Description of the task
All lines in the records below with the word "label" must be returned.

------------------------------------------------------------------------

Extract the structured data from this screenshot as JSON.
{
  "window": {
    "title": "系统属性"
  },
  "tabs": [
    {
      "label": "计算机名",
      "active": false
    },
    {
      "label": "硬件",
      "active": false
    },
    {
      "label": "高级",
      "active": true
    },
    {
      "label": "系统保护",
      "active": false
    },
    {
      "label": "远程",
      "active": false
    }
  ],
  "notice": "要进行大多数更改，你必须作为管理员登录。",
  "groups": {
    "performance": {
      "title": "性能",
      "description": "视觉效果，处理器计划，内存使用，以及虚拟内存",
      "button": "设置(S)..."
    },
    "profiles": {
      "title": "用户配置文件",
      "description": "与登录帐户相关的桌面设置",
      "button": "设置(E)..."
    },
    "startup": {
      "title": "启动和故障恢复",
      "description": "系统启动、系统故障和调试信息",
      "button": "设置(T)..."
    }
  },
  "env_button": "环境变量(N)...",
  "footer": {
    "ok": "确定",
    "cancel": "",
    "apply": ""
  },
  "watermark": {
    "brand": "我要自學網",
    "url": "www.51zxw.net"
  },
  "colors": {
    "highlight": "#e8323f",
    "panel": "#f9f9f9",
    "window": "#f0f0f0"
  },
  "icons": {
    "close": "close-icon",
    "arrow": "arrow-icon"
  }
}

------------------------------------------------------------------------

The answer
      "label": "计算机名",
      "label": "硬件",
      "label": "高级",
      "label": "系统保护",
      "label": "远程",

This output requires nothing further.